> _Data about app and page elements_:

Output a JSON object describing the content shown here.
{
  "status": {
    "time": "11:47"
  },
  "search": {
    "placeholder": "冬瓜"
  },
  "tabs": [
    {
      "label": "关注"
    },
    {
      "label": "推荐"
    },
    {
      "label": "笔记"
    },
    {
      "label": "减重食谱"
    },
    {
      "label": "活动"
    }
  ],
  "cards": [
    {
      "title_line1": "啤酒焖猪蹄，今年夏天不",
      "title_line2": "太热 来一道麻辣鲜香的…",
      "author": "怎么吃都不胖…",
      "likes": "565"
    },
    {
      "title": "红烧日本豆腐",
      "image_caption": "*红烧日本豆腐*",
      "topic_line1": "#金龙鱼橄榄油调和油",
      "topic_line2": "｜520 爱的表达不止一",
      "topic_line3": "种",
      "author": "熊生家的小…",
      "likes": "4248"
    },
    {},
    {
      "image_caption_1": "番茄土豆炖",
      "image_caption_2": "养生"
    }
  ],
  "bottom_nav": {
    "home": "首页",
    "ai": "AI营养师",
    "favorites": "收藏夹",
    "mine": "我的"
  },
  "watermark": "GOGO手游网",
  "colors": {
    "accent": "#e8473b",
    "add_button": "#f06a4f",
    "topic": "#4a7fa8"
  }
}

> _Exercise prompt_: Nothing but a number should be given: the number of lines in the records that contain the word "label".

> _Task solution_: 5